What you have to do:
Set all the entries down once more, with nothing altered.

--- Stored data ---

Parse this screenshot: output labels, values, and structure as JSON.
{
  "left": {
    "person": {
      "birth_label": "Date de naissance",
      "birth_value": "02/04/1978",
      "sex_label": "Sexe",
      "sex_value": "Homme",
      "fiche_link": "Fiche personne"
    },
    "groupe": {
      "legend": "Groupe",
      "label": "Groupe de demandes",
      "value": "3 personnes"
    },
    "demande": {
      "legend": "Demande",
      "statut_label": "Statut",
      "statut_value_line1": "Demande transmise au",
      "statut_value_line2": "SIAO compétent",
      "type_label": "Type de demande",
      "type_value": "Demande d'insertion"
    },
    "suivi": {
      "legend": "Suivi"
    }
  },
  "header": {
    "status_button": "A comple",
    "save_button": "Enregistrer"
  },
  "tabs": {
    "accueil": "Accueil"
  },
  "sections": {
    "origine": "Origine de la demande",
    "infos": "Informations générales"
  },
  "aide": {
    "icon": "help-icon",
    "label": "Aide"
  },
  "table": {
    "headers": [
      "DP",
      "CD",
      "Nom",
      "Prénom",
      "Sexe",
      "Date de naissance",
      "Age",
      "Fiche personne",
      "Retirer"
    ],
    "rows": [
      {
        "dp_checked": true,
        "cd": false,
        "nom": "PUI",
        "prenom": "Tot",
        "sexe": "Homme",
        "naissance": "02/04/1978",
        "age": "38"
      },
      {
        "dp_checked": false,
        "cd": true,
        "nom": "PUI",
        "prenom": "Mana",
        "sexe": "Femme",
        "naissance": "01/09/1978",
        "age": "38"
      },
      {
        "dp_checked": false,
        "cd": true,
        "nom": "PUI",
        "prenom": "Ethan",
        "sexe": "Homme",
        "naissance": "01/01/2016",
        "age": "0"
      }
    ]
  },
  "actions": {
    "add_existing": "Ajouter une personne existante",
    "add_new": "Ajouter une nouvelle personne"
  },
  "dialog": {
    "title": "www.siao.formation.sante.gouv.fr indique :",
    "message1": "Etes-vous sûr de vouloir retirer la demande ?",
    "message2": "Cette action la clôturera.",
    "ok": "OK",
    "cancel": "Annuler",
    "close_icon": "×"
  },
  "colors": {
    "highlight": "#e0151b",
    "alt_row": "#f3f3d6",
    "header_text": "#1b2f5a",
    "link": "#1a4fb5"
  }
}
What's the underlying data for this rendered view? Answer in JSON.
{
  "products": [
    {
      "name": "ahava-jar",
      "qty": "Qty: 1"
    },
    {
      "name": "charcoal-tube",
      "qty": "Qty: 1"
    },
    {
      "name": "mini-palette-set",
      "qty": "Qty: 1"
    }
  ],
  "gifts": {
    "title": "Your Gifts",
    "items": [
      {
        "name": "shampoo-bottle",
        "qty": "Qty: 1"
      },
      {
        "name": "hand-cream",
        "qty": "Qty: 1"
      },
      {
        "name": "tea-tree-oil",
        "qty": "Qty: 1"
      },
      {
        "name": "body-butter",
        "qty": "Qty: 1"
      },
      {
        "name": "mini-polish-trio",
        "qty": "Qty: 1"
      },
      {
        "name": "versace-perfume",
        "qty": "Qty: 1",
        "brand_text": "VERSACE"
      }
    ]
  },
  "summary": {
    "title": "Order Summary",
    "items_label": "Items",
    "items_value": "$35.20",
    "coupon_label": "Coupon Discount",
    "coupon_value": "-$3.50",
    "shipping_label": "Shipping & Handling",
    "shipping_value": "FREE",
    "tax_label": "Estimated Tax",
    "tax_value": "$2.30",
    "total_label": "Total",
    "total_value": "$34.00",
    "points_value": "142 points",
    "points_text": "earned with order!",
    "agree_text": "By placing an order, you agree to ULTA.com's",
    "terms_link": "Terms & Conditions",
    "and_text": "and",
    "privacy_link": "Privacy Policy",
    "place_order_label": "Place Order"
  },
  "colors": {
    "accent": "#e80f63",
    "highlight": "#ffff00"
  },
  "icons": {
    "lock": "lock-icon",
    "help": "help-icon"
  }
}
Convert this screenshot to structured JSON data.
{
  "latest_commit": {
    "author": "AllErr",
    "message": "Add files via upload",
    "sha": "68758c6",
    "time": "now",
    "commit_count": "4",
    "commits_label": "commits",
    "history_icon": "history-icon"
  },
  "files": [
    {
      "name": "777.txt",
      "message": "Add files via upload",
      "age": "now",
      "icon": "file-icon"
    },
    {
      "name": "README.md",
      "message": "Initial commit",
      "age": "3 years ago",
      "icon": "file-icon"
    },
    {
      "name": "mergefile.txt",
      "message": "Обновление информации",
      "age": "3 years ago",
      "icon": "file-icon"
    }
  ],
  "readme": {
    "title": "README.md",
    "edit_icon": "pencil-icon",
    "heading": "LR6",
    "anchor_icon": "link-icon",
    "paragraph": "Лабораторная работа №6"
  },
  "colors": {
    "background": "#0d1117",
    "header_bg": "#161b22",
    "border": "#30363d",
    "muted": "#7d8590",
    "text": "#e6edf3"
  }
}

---

Result:
Parse this screenshot: output labels, values, and structure as JSON.
{
  "left": {
    "person": {
      "birth_label": "Date de naissance",
      "birth_value": "02/04/1978",
      "sex_label": "Sexe",
      "sex_value": "Homme",
      "fiche_link": "Fiche personne"
    },
    "groupe": {
      "legend": "Groupe",
      "label": "Groupe de demandes",
      "value": "3 personnes"
    },
    "demande": {
      "legend": "Demande",
      "statut_label": "Statut",
      "statut_value_line1": "Demande transmise au",
      "statut_value_line2": "SIAO compétent",
      "type_label": "Type de demande",
      "type_value": "Demande d'insertion"
    },
    "suivi": {
      "legend": "Suivi"
    }
  },
  "header": {
    "status_button": "A comple",
    "save_button": "Enregistrer"
  },
  "tabs": {
    "accueil": "Accueil"
  },
  "sections": {
    "origine": "Origine de la demande",
    "infos": "Informations générales"
  },
  "aide": {
    "icon": "help-icon",
    "label": "Aide"
  },
  "table": {
    "headers": [
      "DP",
      "CD",
      "Nom",
      "Prénom",
      "Sexe",
      "Date de naissance",
      "Age",
      "Fiche personne",
      "Retirer"
    ],
    "rows": [
      {
        "dp_checked": true,
        "cd": false,
        "nom": "PUI",
        "prenom": "Tot",
        "sexe": "Homme",
        "naissance": "02/04/1978",
        "age": "38"
      },
      {
        "dp_checked": false,
        "cd": true,
        "nom": "PUI",
        "prenom": "Mana",
        "sexe": "Femme",
        "naissance": "01/09/1978",
        "age": "38"
      },
      {
        "dp_checked": false,
        "cd": true,
        "nom": "PUI",
        "prenom": "Ethan",
        "sexe": "Homme",
        "naissance": "01/01/2016",
        "age": "0"
      }
    ]
  },
  "actions": {
    "add_existing": "Ajouter une personne existante",
    "add_new": "Ajouter une nouvelle personne"
  },
  "dialog": {
    "title": "www.siao.formation.sante.gouv.fr indique :",
    "message1": "Etes-vous sûr de vouloir retirer la demande ?",
    "message2": "Cette action la clôturera.",
    "ok": "OK",
    "cancel": "Annuler",
    "close_icon": "×"
  },
  "colors": {
    "highlight": "#e0151b",
    "alt_row": "#f3f3d6",
    "header_text": "#1b2f5a",
    "link": "#1a4fb5"
  }
}
What's the underlying data for this rendered view? Answer in JSON.
{
  "products": [
    {
      "name": "ahava-jar",
      "qty": "Qty: 1"
    },
    {
      "name": "charcoal-tube",
      "qty": "Qty: 1"
    },
    {
      "name": "mini-palette-set",
      "qty": "Qty: 1"
    }
  ],
  "gifts": {
    "title": "Your Gifts",
    "items": [
      {
        "name": "shampoo-bottle",
        "qty": "Qty: 1"
      },
      {
        "name": "hand-cream",
        "qty": "Qty: 1"
      },
      {
        "name": "tea-tree-oil",
        "qty": "Qty: 1"
      },
      {
        "name": "body-butter",
        "qty": "Qty: 1"
      },
      {
        "name": "mini-polish-trio",
        "qty": "Qty: 1"
      },
      {
        "name": "versace-perfume",
        "qty": "Qty: 1",
        "brand_text": "VERSACE"
      }
    ]
  },
  "summary": {
    "title": "Order Summary",
    "items_label": "Items",
    "items_value": "$35.20",
    "coupon_label": "Coupon Discount",
    "coupon_value": "-$3.50",
    "shipping_label": "Shipping & Handling",
    "shipping_value": "FREE",
    "tax_label": "Estimated Tax",
    "tax_value": "$2.30",
    "total_label": "Total",
    "total_value": "$34.00",
    "points_value": "142 points",
    "points_text": "earned with order!",
    "agree_text": "By placing an order, you agree to ULTA.com's",
    "terms_link": "Terms & Conditions",
    "and_text": "and",
    "privacy_link": "Privacy Policy",
    "place_order_label": "Place Order"
  },
  "colors": {
    "accent": "#e80f63",
    "highlight": "#ffff00"
  },
  "icons": {
    "lock": "lock-icon",
    "help": "help-icon"
  }
}
Convert this screenshot to structured JSON data.
{
  "latest_commit": {
    "author": "AllErr",
    "message": "Add files via upload",
    "sha": "68758c6",
    "time": "now",
    "commit_count": "4",
    "commits_label": "commits",
    "history_icon": "history-icon"
  },
  "files": [
    {
      "name": "777.txt",
      "message": "Add files via upload",
      "age": "now",
      "icon": "file-icon"
    },
    {
      "name": "README.md",
      "message": "Initial commit",
      "age": "3 years ago",
      "icon": "file-icon"
    },
    {
      "name": "mergefile.txt",
      "message": "Обновление информации",
      "age": "3 years ago",
      "icon": "file-icon"
    }
  ],
  "readme": {
    "title": "README.md",
    "edit_icon": "pencil-icon",
    "heading": "LR6",
    "anchor_icon": "link-icon",
    "paragraph": "Лабораторная работа №6"
  },
  "colors": {
    "background": "#0d1117",
    "header_bg": "#161b22",
    "border": "#30363d",
    "muted": "#7d8590",
    "text": "#e6edf3"
  }
}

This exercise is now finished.